TASK DESCRIPTION: Your task is to show every line in the listing below that includes "value".

=-=-=

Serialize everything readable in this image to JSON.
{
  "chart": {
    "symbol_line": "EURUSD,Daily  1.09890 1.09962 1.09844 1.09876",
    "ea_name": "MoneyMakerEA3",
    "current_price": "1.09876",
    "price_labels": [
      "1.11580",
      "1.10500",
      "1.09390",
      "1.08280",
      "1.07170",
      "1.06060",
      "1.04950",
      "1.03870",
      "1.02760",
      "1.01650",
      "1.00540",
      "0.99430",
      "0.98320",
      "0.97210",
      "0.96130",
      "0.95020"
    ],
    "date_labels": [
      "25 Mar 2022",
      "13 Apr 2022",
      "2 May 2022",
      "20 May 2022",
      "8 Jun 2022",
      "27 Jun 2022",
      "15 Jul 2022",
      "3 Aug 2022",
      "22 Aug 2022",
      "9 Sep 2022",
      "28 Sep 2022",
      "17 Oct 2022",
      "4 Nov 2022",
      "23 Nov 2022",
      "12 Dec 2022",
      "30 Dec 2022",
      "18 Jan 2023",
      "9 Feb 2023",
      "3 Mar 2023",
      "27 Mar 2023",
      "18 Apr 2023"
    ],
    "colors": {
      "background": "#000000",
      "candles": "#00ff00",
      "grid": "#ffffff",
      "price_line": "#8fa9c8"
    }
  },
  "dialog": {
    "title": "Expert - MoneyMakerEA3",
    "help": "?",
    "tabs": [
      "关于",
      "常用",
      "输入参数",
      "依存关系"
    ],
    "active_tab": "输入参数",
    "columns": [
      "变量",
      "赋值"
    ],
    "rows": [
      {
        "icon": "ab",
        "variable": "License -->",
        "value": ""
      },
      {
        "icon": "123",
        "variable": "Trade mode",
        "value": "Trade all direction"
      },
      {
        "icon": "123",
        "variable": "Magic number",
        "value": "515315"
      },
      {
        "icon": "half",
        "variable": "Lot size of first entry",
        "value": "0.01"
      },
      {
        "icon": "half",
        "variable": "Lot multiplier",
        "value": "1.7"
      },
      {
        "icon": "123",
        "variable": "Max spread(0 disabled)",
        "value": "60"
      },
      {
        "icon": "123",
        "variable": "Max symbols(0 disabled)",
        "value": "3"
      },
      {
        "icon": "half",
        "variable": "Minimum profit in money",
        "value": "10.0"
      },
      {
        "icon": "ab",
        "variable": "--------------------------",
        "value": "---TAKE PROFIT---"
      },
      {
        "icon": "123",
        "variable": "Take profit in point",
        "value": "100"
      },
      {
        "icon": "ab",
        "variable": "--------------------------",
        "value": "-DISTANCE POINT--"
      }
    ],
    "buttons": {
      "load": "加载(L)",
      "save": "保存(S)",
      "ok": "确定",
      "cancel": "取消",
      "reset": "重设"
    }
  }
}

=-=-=

COMPLETED EXERCISE:
        "value": ""
        "value": "Trade all direction"
        "value": "515315"
        "value": "0.01"
        "value": "1.7"
        "value": "60"
        "value": "3"
        "value": "10.0"
        "value": "---TAKE PROFIT---"
        "value": "100"
        "value": "-DISTANCE POINT--"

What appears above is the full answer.